↓

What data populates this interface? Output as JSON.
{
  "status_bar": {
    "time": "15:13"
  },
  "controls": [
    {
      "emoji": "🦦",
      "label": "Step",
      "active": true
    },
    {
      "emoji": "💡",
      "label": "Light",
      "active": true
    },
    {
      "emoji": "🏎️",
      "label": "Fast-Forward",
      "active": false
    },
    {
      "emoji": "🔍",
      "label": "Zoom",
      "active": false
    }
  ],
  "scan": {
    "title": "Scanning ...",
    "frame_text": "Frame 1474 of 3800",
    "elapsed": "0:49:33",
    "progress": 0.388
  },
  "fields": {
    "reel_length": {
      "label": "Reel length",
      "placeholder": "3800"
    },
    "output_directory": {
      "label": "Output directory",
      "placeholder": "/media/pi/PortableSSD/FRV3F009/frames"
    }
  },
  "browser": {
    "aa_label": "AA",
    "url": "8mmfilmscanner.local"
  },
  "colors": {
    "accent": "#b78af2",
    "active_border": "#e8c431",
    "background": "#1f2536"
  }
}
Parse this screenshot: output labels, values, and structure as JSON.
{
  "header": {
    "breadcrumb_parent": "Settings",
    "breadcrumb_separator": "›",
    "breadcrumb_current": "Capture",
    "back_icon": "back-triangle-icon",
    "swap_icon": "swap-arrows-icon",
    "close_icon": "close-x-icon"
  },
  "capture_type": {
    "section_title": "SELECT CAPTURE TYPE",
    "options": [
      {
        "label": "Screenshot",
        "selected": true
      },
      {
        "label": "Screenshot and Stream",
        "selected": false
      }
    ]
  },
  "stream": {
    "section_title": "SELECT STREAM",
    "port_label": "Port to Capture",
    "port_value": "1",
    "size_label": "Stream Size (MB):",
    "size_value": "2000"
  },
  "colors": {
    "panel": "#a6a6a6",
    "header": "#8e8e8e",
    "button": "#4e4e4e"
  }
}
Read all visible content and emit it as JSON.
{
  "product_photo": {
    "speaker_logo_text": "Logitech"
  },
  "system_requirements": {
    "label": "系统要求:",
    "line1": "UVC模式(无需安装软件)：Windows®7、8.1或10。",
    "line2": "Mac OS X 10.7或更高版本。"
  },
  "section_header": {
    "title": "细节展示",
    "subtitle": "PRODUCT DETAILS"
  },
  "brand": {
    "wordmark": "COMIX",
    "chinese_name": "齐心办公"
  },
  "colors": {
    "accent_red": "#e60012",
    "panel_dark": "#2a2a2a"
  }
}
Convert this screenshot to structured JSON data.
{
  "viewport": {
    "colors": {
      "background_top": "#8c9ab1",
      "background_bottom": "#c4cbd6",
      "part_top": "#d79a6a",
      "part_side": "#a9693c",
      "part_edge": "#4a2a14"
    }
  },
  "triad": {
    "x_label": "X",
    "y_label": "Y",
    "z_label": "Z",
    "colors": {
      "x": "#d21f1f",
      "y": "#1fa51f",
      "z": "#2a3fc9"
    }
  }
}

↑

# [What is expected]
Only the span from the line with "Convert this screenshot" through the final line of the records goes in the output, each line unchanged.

# [Response area]
Convert this screenshot to structured JSON data.
{
  "viewport": {
    "colors": {
      "background_top": "#8c9ab1",
      "background_bottom": "#c4cbd6",
      "part_top": "#d79a6a",
      "part_side": "#a9693c",
      "part_edge": "#4a2a14"
    }
  },
  "triad": {
    "x_label": "X",
    "y_label": "Y",
    "z_label": "Z",
    "colors": {
      "x": "#d21f1f",
      "y": "#1fa51f",
      "z": "#2a3fc9"
    }
  }
}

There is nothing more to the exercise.